In this talk and reading, poet Matthew Dickman speaks eloquently about the often taboo subject of suicide. He says he can’t offer an answer to the question, why do people commit suicide?
Instead, he shares what he has learned from the suicides of his brother Darin and close friends, what he has learned from research and what other poets have written.
Matthew Dickman received the May Sarton Award from the American Academy of Arts and Sciences and a Guggenheim award. He is the author of “All-American Poem,” “50 American Plays” (co-written with his twin brother Michael Dickman) and “Mayakovsky’s Revolver.” His poems have appeared in McSweeney’s, Ploughshares, and the New Yorker. Dickman is the poetry editor of Tin House Magazine. He lives in Portland, Oregon.
Dickman spoke at the temporary location of Seattle’s Hugo House on June 29. His reading was presented in partnership with the Bagley Wright Lecture Series in Poetry.
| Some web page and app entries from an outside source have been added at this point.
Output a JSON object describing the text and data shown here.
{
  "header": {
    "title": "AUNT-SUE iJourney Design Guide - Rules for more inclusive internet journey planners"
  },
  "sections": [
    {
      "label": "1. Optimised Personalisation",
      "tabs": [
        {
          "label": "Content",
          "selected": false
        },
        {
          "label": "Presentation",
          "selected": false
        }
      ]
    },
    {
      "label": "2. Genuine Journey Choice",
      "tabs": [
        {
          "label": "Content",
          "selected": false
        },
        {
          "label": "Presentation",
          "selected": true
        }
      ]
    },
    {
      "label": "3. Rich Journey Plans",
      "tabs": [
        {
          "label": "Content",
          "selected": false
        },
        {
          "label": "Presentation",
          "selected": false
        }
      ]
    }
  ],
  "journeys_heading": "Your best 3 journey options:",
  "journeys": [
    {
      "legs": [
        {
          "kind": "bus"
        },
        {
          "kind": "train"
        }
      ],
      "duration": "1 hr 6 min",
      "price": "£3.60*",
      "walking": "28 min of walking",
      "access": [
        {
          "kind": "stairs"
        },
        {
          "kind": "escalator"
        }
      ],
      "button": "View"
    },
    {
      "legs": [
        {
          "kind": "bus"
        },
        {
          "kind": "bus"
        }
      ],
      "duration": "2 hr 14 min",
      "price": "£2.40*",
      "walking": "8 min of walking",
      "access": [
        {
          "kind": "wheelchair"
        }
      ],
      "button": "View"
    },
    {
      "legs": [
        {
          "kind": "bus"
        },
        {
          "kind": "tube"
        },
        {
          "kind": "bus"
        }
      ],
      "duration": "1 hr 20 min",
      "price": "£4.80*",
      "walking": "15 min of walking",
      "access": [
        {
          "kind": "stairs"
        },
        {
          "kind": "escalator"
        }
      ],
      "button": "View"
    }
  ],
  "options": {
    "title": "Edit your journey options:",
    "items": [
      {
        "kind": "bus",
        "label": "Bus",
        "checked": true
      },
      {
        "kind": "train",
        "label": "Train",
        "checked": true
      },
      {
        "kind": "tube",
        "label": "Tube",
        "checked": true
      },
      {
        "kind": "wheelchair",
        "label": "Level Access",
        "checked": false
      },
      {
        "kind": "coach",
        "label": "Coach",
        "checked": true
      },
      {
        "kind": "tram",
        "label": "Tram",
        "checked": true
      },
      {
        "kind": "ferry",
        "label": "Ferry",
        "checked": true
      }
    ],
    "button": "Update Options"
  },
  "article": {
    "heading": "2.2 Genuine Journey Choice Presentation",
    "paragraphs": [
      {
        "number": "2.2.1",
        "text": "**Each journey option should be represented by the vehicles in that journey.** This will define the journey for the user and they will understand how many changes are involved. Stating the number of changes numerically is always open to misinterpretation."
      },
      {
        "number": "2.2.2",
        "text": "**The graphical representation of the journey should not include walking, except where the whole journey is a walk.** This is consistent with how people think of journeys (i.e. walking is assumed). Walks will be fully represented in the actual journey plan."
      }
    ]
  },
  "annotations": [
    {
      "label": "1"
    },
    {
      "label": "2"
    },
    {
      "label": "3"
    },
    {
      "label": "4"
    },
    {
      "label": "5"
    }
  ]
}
Please note: This recording contains graphic language and details about suicide.